I understand where you’re coming from. I think there are several things you should consider before committing to throwing the requested party.
First, how good a friend is “Manders?” Would she remain friends with you despite the fact that you write lame letters about her to her own advice column? Is she the type of friend that always remembers your birthday? Does she endure bad movies just because you want to see them? Does she make you cookies on major holidays and key lime pie for no reason at all? Did she help you find the very apartment that she currently wants to use at a time when you were homeless after losing out in the housing lottery? Did she help you find a third roommate for that apartment when your old roommate moved out in the middle of the year? In short, is she the sort of friend that is worth throwing a party for?Second, is it possible for your apartment to hold a party-sized crowd? For instance, did you have a large party last March at which your apartment comfortably fit between sixty and seventy people throughout the evening?

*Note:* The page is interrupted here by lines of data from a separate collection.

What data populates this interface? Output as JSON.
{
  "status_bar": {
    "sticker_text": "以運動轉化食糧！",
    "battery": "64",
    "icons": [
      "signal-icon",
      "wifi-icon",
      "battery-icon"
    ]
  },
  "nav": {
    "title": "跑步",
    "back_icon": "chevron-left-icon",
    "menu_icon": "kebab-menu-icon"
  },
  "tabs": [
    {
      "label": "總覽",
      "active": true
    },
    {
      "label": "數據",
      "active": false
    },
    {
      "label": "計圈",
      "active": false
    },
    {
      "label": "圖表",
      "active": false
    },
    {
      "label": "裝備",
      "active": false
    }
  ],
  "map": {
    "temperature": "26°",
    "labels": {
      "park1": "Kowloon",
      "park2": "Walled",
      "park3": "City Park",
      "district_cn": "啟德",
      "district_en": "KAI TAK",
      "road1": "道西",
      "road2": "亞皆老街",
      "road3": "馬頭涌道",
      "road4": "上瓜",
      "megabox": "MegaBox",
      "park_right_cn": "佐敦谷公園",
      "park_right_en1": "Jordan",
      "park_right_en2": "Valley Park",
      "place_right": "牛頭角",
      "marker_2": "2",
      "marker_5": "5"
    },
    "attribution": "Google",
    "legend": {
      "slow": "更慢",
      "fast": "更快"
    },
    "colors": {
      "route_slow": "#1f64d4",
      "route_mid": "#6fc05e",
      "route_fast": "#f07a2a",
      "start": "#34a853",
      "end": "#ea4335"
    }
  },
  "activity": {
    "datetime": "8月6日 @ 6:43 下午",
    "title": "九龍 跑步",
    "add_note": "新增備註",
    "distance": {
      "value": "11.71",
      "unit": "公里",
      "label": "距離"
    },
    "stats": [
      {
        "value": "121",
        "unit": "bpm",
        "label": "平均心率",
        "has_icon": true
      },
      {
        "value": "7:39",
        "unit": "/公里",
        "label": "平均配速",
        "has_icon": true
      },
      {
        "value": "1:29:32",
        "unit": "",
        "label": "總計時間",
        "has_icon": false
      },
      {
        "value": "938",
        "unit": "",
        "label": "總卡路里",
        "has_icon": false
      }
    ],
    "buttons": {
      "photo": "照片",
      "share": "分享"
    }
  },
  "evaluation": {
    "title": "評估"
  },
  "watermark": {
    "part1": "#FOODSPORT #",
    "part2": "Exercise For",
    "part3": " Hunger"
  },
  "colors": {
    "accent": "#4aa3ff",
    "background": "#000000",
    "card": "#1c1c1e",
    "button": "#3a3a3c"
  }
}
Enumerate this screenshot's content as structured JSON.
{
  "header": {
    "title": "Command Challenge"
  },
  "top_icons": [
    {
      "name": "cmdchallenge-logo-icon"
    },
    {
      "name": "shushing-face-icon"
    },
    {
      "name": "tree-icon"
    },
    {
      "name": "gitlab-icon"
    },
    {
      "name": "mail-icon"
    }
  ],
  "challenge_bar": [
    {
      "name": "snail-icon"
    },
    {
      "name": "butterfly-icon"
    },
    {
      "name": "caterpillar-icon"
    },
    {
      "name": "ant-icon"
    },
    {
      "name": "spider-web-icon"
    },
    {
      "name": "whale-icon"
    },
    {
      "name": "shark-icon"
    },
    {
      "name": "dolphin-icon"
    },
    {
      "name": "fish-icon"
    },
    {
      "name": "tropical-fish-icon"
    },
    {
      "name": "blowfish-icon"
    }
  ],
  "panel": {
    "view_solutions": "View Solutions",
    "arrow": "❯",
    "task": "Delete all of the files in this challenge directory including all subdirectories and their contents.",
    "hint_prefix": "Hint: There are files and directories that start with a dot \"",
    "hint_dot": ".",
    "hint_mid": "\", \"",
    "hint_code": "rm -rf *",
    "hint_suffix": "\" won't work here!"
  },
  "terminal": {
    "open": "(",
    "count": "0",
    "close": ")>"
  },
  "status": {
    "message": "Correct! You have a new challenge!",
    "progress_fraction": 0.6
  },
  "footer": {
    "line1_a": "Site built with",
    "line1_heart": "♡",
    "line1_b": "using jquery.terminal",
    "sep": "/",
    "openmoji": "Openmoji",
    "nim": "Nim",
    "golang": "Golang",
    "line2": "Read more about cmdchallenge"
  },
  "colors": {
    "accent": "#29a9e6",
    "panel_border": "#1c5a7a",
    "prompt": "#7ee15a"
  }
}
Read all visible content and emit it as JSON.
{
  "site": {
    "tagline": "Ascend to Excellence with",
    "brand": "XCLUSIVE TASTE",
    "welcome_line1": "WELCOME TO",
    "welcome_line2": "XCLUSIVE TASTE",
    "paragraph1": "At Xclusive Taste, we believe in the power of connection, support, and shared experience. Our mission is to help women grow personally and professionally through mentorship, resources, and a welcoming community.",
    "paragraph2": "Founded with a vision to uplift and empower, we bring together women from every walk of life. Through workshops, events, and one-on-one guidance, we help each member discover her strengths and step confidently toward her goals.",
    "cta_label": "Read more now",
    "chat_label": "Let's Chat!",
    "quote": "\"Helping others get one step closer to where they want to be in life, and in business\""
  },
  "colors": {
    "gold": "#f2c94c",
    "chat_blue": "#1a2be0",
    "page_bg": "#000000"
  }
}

Finally, are there reasons why “Manders” might not want to have the party at her apartment? Is it possible that the door to the porch doesn’t lock with a key? Does she not want to lose half of the time that she could spend showing her friend around the city to preparing for a party in her own apartment? Is she weary of having parties when her roommates are going to be out of town?In short, quit your whining and do as you’re told.